More than 300 traditional students, foreign fellows, transfer students, and Frances Perkins scholars participated in "Second*Saturday," a new orientation initiative inaugurated this fall. Students, faculty, staff, and alumnae traveled to locations across the Pioneer Valley for a day of recreation or community service.
Authors Elizabeth Topham Kennan '60, president emeritus of the College, Jill Ker Conway, Mount Holyoke trustee and former Smith College president, and Terry Tempest Williams visited campus this fall. The former presidents spoke about Overnight Float, a new mystery they wrote together. There was an all-campus read of Refuge by Williams, who led one of four community dialogues focusing on the book.
Laurel Moulton '01 spent summer and fall studying the effects of beaver activity on water quality in the Quabbin Reservoir Underhill Brook watershed. Her research will assist Quabbin officials in timber-harvest planning and in assessing the effects of the growing beaver population.
The College's Weissman Center for Leadership launched its fall series, American Democracy in Crisis? Money, Politics, & Civic Participation, with "Money in American Politics," a discussion featuring Maine state senator Susan Longley '78, Washington Post political reporter Thomas Edsall, and Ira Glasser, executive director of the ACLU.
At fall convocation, President Joanne Creighton announced the largest gift in the College's history, $10 million from an anonymous alumna. The gift will help fund the new $33.2 million science complex, which will meet the United States Green Building Council's Leadership in Energy and Environmental Design standards and is expected to be completed by fall 2003.
Last May in Tokyo, Mount Holyoke religion professor Tadanori Yamashita received the Order of the Sacred Treasure for promoting Japanese culture in a foreign country. He met with Emperor Akihito at a reception at the imperial palace following the award ceremony. The emperor bestows this high honor based on the recommendations of the Japanese cabinet.
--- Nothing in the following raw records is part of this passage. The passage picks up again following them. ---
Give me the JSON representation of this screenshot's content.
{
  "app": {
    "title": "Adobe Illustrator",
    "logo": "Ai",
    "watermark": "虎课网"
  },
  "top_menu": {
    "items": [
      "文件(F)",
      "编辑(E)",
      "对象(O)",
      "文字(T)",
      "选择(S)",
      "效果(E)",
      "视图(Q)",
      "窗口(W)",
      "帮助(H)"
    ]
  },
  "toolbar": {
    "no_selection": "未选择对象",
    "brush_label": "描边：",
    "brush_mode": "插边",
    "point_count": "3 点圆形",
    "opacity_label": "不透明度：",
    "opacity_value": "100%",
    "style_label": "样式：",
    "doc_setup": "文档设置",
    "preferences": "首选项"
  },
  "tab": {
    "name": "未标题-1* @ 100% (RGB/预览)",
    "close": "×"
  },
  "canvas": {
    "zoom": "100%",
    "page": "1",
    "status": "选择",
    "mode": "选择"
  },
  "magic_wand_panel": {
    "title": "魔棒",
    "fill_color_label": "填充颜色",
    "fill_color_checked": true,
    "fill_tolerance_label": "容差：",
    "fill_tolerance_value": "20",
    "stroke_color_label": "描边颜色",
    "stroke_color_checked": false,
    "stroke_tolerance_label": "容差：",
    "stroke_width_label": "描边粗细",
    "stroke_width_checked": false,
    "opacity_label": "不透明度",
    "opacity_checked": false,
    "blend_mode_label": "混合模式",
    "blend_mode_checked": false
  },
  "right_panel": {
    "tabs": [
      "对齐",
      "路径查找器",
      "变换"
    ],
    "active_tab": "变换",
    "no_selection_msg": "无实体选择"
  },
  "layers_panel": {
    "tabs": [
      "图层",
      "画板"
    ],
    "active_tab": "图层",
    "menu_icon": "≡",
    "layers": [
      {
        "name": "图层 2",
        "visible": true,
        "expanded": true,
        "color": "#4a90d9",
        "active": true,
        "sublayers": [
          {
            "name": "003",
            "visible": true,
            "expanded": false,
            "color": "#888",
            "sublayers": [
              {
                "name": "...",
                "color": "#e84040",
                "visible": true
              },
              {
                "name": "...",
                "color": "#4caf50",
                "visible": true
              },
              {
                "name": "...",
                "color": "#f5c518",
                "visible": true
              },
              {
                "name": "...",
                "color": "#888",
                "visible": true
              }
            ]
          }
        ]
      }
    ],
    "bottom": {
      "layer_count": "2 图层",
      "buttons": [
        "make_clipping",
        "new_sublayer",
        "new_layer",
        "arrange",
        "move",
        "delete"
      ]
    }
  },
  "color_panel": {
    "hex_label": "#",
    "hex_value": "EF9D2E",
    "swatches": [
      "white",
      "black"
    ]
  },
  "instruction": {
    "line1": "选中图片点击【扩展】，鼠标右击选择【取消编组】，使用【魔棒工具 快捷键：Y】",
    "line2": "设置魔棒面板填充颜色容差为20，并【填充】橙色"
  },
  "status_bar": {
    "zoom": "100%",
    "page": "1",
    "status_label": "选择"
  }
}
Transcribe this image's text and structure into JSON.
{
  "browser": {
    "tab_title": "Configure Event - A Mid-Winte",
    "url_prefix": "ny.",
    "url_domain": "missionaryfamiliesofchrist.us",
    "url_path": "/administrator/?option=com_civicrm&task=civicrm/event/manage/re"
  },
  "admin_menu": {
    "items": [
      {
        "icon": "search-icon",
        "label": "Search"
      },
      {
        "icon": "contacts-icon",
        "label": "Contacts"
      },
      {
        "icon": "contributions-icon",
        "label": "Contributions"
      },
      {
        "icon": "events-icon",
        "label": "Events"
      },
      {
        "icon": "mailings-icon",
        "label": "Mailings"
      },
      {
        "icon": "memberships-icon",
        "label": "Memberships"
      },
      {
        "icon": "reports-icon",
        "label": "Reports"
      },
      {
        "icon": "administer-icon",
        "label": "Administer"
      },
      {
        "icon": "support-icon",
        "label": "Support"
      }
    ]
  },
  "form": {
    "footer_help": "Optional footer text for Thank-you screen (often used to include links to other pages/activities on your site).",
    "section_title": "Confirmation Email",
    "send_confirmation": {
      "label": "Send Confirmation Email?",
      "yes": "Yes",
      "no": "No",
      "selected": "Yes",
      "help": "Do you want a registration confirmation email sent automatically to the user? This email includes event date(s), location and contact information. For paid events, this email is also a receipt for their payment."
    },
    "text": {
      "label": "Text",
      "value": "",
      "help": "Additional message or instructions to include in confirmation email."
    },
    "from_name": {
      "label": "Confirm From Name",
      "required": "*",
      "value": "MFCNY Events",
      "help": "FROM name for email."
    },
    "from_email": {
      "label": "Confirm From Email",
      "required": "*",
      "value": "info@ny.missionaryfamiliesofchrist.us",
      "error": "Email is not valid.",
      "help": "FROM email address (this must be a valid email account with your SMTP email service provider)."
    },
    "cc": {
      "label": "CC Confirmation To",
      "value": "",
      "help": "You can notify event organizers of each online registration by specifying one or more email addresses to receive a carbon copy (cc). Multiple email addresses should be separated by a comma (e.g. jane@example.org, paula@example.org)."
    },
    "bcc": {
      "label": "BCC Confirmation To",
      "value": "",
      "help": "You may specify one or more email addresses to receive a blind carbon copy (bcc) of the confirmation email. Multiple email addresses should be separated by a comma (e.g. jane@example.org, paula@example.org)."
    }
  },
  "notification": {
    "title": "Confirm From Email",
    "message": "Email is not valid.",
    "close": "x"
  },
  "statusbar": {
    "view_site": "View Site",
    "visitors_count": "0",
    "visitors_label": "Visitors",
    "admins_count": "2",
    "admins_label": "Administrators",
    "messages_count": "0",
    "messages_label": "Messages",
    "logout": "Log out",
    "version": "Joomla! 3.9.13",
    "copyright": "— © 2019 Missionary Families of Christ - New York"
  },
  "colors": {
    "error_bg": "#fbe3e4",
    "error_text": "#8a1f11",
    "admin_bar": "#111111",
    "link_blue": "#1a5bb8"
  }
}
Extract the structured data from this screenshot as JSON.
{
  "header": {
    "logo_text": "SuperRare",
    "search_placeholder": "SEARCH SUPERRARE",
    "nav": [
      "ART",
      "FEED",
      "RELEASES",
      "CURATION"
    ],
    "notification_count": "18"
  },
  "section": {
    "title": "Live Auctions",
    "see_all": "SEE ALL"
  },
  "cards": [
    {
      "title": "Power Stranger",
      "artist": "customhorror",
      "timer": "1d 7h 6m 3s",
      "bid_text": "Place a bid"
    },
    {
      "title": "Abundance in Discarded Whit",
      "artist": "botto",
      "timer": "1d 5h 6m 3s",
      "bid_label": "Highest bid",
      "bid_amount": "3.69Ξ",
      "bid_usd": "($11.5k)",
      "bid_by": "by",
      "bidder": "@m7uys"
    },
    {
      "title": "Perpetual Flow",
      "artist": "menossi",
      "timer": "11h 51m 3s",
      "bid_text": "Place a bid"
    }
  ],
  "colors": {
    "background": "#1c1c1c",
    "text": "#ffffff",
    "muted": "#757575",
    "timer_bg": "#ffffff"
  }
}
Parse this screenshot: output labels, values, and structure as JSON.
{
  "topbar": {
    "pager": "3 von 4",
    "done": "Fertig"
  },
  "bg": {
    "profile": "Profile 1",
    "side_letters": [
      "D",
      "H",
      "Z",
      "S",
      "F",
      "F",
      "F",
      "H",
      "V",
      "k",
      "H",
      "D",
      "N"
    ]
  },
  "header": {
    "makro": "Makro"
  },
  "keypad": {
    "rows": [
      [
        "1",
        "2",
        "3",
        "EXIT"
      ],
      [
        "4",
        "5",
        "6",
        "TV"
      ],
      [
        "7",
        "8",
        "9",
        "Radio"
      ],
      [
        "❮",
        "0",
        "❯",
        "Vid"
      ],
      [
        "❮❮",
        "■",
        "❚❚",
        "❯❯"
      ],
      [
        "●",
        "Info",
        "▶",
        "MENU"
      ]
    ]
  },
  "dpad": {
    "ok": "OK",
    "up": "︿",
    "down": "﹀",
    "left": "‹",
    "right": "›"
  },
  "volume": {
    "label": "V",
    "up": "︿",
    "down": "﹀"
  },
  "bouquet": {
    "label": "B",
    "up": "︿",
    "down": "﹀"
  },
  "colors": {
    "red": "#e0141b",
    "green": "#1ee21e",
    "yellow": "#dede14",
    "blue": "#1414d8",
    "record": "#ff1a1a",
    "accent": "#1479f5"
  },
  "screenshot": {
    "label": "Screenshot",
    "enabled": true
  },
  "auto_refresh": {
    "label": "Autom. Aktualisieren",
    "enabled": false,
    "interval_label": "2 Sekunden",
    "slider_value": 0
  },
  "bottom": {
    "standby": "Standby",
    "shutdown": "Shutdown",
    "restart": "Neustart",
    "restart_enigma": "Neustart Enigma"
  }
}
Erica Spector '04 participated in a roundtable in New York City with Vice President Al Gore and his daughter Karenna Gore Schiff in September. The group discussed issues affecting young people.
In July, Howard Hughes Medical Institute awarded the College a four-year $1 million grant for biological sciences education. The grant will enable Mount Holyoke to continue its Hughes Scholars program of summer research for first-year students; to appoint a new faculty member in biomechanics or computational biology; and to incorporate a new focus on quantitative analysis, biomechanics, and mathematical modeling into the biology curriculum.
The September/October issue of Sports Illustrated for Women included a guide to top colleges for women athletes. Mount Holyoke was rated number one in the category of women's schools.
Frances Perkins Scholar Elizabeth (Lisa) Bedoya and Stacey Pulmano '04 were named Bill Gates Millennium Scholars. They are among 4,000 high-achieving students from low-income, minority families, chosen from more than 60,000 nominees nationwide, to receive the scholarships, which are funded by a grant from the Bill and Melinda Gates Foundation.